The Federal Communications Commission was on the verge of publicly accusing Sinclair Broadcast Group of being deceptive in its petition to be allowed to buy Tribune Media, but did not. Reuters reported that it has seen a draft of an FCC order that says “Sinclair’s actions potentially involve deception” and noted possible “misconduct.”
FCC Chairman Ajit Pai instead said he has “serious concerns” about the $3.9 billion deal, and included some less inflammatory language expressing suspicions about Sinclair’s intent to abide by conditions of the sale as he commended the case to an administrative law judge.
“The evidence we’ve received suggests that certain station divestitures that have been proposed to the FCC would allow Sinclair to control those stations in practice, even if not in name, in violation of the law,” Pai wrote.
Sinclair took umbrage at being stymied and denied allegations of misconduct. Its response: “Sinclair was shocked and disappointed today by the news that FCC Chairman Pai was circulating an order proposing to designate our acquisition of Tribune for an administrative hearing,” the company said. “Although the actual Hearing Designation Order (HDO) has not yet been released, press reports indicate that a leaked version of the HDO suggests that Sinclair may have engaged in misrepresentation or lack of candor. To the extent that the HDO does in fact include any such allegations, we deny such allegations in the strongest possible manner,” Sinclair said.

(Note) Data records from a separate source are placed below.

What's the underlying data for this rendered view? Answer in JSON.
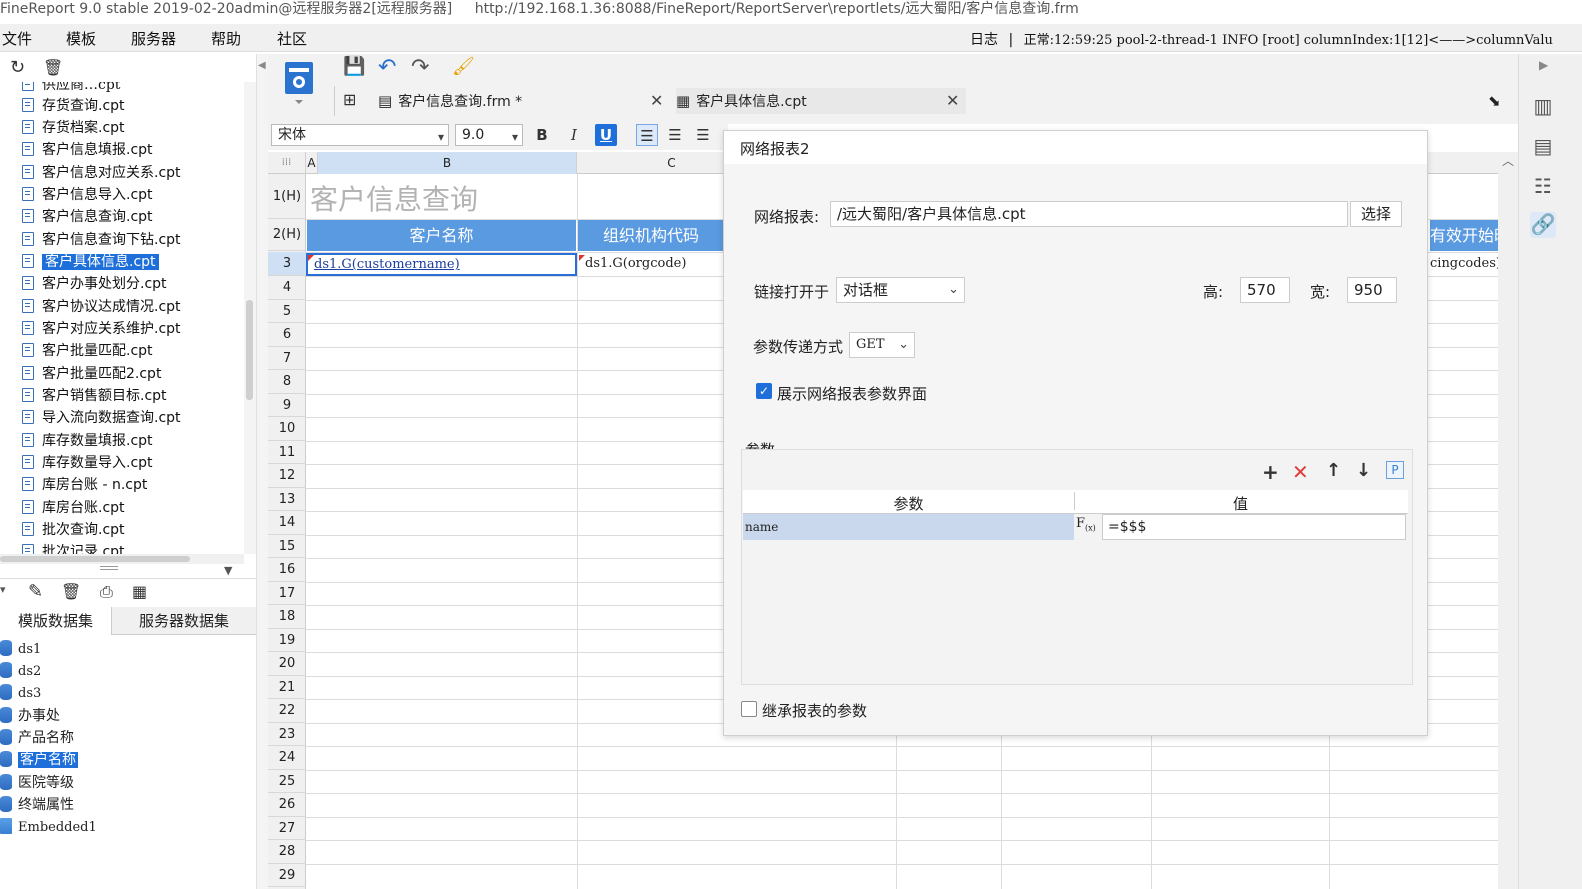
{
  "window": {
    "title": "FineReport 9.0 stable 2019-02-20admin@远程服务器2[远程服务器]",
    "url": "http://192.168.1.36:8088/FineReport/ReportServer\\reportlets/远大蜀阳/客户信息查询.frm"
  },
  "menu": {
    "items": [
      "文件",
      "模板",
      "服务器",
      "帮助",
      "社区"
    ],
    "log_label": "日志",
    "status": "正常:12:59:25 pool-2-thread-1 INFO [root] columnIndex:1[12]<——>columnValu"
  },
  "tree": {
    "items": [
      {
        "label": "供应商…cpt",
        "partial": true
      },
      {
        "label": "存货查询.cpt"
      },
      {
        "label": "存货档案.cpt"
      },
      {
        "label": "客户信息填报.cpt"
      },
      {
        "label": "客户信息对应关系.cpt"
      },
      {
        "label": "客户信息导入.cpt"
      },
      {
        "label": "客户信息查询.cpt"
      },
      {
        "label": "客户信息查询下钻.cpt"
      },
      {
        "label": "客户具体信息.cpt",
        "selected": true
      },
      {
        "label": "客户办事处划分.cpt"
      },
      {
        "label": "客户协议达成情况.cpt"
      },
      {
        "label": "客户对应关系维护.cpt"
      },
      {
        "label": "客户批量匹配.cpt"
      },
      {
        "label": "客户批量匹配2.cpt"
      },
      {
        "label": "客户销售额目标.cpt"
      },
      {
        "label": "导入流向数据查询.cpt"
      },
      {
        "label": "库存数量填报.cpt"
      },
      {
        "label": "库存数量导入.cpt"
      },
      {
        "label": "库房台账 - n.cpt"
      },
      {
        "label": "库房台账.cpt"
      },
      {
        "label": "批次查询.cpt"
      },
      {
        "label": "批次记录.cpt"
      }
    ]
  },
  "datasets": {
    "tabs": [
      "模版数据集",
      "服务器数据集"
    ],
    "items": [
      {
        "label": "ds1",
        "mono": true
      },
      {
        "label": "ds2",
        "mono": true
      },
      {
        "label": "ds3",
        "mono": true
      },
      {
        "label": "办事处"
      },
      {
        "label": "产品名称"
      },
      {
        "label": "客户名称",
        "selected": true
      },
      {
        "label": "医院等级"
      },
      {
        "label": "终端属性"
      },
      {
        "label": "Embedded1",
        "mono": true
      }
    ]
  },
  "tabs": [
    {
      "label": "客户信息查询.frm *",
      "active": true
    },
    {
      "label": "客户具体信息.cpt",
      "active": false
    }
  ],
  "format": {
    "font": "宋体",
    "size": "9.0",
    "bold": "B",
    "italic": "I",
    "underline": "U"
  },
  "sheet": {
    "columns": [
      "A",
      "B",
      "C"
    ],
    "rows": [
      "1(H)",
      "2(H)",
      "3",
      "4",
      "5",
      "6",
      "7",
      "8",
      "9",
      "10",
      "11",
      "12",
      "13",
      "14",
      "15",
      "16",
      "17",
      "18",
      "19",
      "20",
      "21",
      "22",
      "23",
      "24",
      "25",
      "26",
      "27",
      "28",
      "29"
    ],
    "title": "客户信息查询",
    "headers": [
      "客户名称",
      "组织机构代码",
      "有效开始时"
    ],
    "b3": "ds1.G(customername)",
    "c3": "ds1.G(orgcode)",
    "far3": "cingcodes)"
  },
  "dialog": {
    "title": "网络报表2",
    "report_label": "网络报表:",
    "report_value": "/远大蜀阳/客户具体信息.cpt",
    "choose_label": "选择",
    "open_in_label": "链接打开于",
    "open_in_value": "对话框",
    "height_label": "高:",
    "height_value": "570",
    "width_label": "宽:",
    "width_value": "950",
    "method_label": "参数传递方式",
    "method_value": "GET",
    "show_params_label": "展示网络报表参数界面",
    "show_params_checked": true,
    "params_section": "参数",
    "param_col_name": "参数",
    "param_col_value": "值",
    "param_rows": [
      {
        "name": "name",
        "value": "=$$$"
      }
    ],
    "inherit_label": "继承报表的参数",
    "inherit_checked": false
  },
  "colors": {
    "accent": "#1e6fd9",
    "header_blue": "#5a9ae0",
    "delete_red": "#e23b3b"
  }
}
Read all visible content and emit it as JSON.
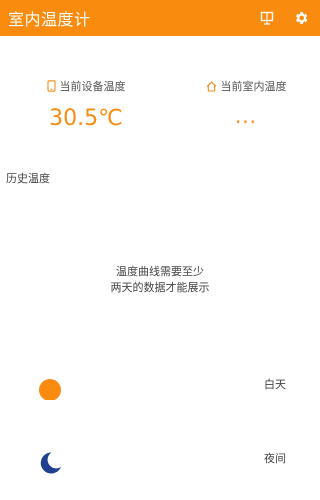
{
  "app": {
    "title": "室内温度计"
  },
  "colors": {
    "accent": "#f98b0f",
    "night": "#1f3f8f",
    "text": "#444444"
  },
  "toolbar": {
    "icons": [
      "reading-icon",
      "gear-icon"
    ]
  },
  "readings": {
    "device": {
      "label": "当前设备温度",
      "value": "30.5℃",
      "icon": "phone-icon"
    },
    "room": {
      "label": "当前室内温度",
      "value": "...",
      "icon": "home-icon"
    }
  },
  "history": {
    "label": "历史温度",
    "empty_line1": "温度曲线需要至少",
    "empty_line2": "两天的数据才能展示"
  },
  "legend": {
    "day": {
      "label": "白天",
      "icon": "sun-icon"
    },
    "night": {
      "label": "夜间",
      "icon": "moon-icon"
    }
  }
}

Passing a case to an administrative law judge is often a kiss of death. But—to drag out this metaphor like a film series that should have ended with the first trilogy—a kiss is still a kiss and somebody else still has to decide whether or not to do the killing. Any judge weighing the merits of the case will see the same evidence that led at least some FCC commissioners to accuse Sinclair of deception and misconduct.
While many people expect Sinclair to walk away from the deal now, others are not so sure. Analyst firm Jefferies thinks both companies have invested too much in the merger and will attempt to tough out the process. “We assume both parties will look to salvage the deal, if possible,” its analysts said.

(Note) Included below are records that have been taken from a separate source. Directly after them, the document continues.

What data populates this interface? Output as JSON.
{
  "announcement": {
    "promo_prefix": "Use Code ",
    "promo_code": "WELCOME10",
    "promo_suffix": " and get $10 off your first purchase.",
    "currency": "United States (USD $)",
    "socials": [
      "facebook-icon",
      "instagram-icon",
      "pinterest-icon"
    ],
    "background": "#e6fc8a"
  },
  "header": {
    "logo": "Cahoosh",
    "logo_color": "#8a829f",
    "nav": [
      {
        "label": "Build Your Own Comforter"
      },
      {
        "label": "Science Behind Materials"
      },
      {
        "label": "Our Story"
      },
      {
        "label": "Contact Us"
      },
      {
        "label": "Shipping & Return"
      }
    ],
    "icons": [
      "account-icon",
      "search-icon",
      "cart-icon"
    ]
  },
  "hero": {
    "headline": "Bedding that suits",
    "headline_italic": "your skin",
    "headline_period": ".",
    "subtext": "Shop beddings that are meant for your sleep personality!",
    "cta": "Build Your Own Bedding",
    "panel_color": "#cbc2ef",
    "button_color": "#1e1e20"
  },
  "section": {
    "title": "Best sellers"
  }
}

Tribune Media is operating with an interim CEO in expectation of being sold, if not to Sinclair then to some other suitor, Jefferies said. “Another option would be to sell off key assets such as the Food Network Stake, Real Estate, and FOX affiliates.”